▶ _TASK OBJECTIVE_
Omit every picture. Return all other data as it stands.

▶

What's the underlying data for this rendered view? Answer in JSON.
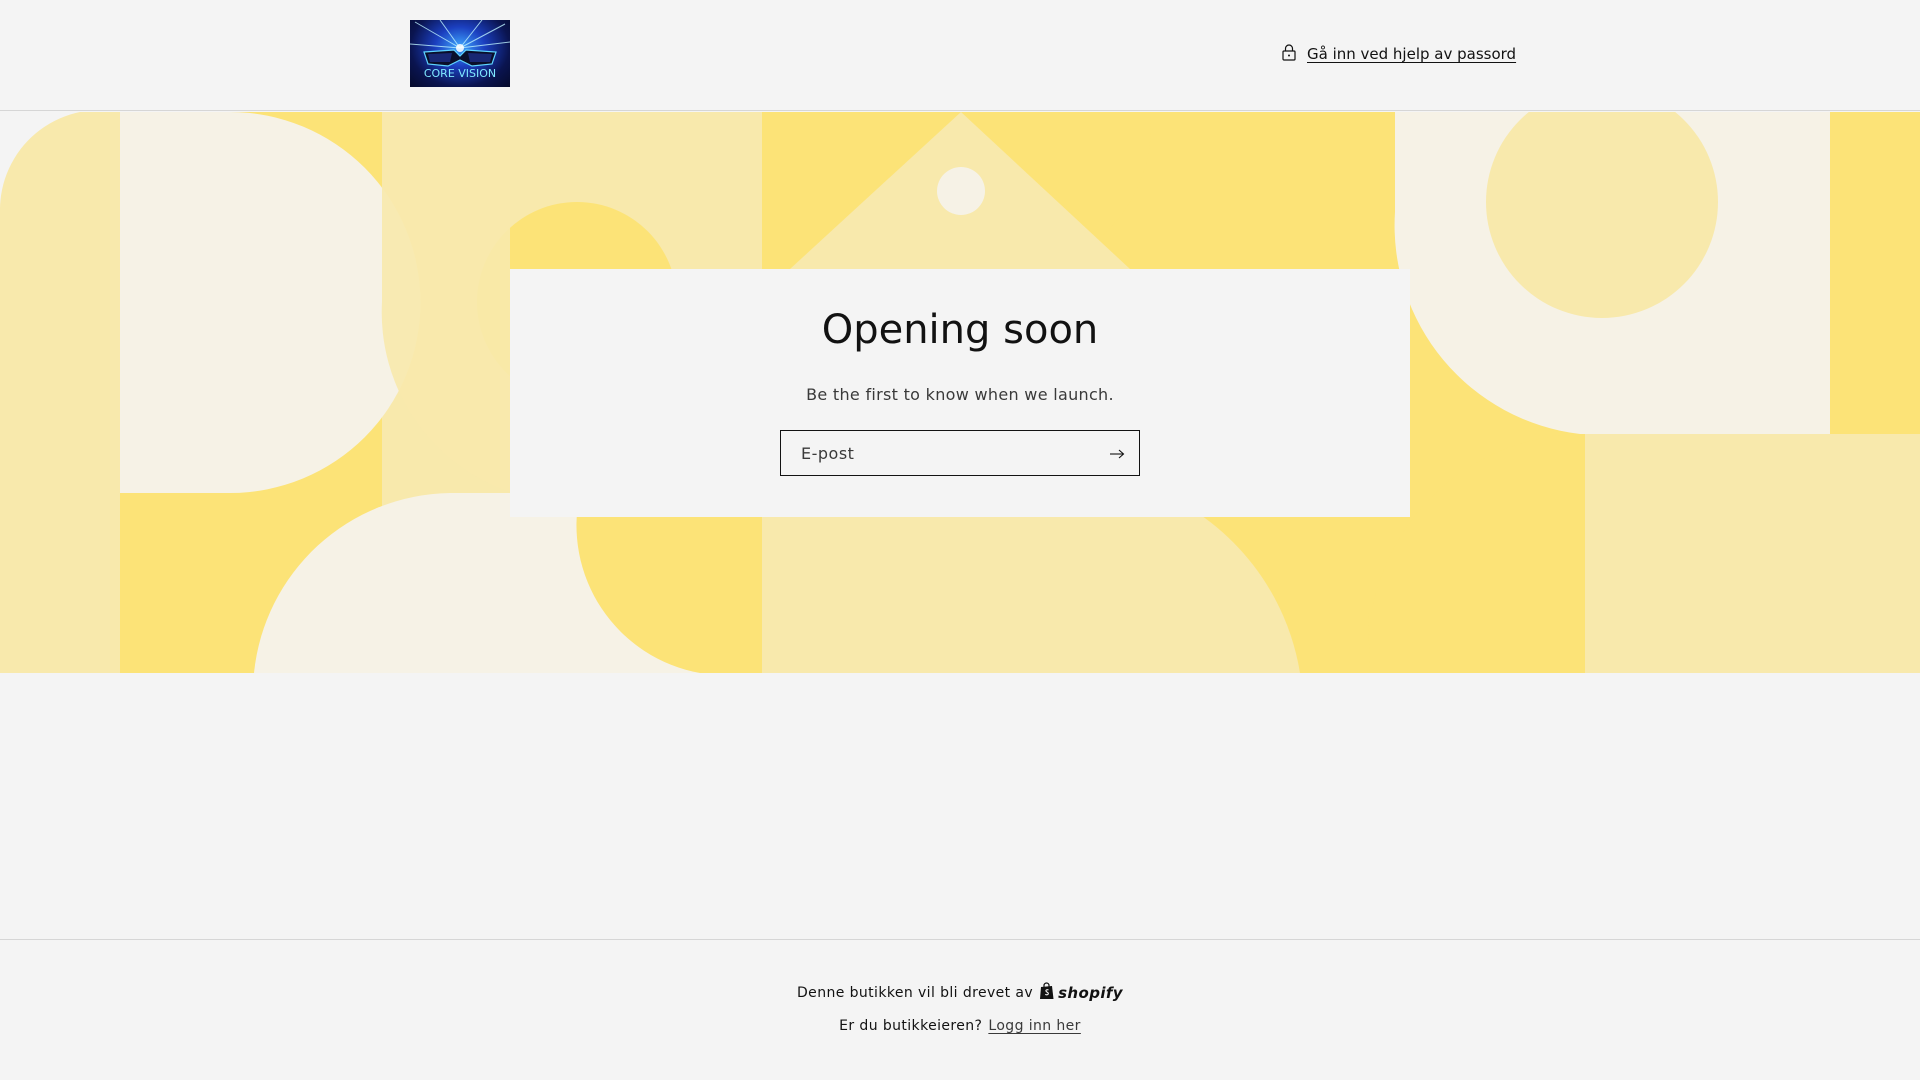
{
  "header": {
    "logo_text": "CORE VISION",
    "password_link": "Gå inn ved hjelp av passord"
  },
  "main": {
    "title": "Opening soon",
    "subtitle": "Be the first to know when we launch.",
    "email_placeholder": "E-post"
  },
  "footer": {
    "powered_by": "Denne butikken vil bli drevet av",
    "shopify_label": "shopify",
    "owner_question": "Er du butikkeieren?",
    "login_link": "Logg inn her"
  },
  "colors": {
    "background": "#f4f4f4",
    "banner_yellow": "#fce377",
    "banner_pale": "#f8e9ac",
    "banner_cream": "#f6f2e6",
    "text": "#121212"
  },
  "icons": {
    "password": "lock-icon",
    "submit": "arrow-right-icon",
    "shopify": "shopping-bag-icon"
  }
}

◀

▶ _RESPONSE TO THE EXERCISE_
What's the underlying data for this rendered view? Answer in JSON.
{
  "header": {
    "logo_text": "CORE VISION",
    "password_link": "Gå inn ved hjelp av passord"
  },
  "main": {
    "title": "Opening soon",
    "subtitle": "Be the first to know when we launch.",
    "email_placeholder": "E-post"
  },
  "footer": {
    "powered_by": "Denne butikken vil bli drevet av",
    "shopify_label": "shopify",
    "owner_question": "Er du butikkeieren?",
    "login_link": "Logg inn her"
  },
  "colors": {
    "background": "#f4f4f4",
    "banner_yellow": "#fce377",
    "banner_pale": "#f8e9ac",
    "banner_cream": "#f6f2e6",
    "text": "#121212"
  },
  "icons": {
    "password": "lock-icon",
    "submit": "arrow-right-icon",
    "shopify": "shopping-bag-icon"
  }
}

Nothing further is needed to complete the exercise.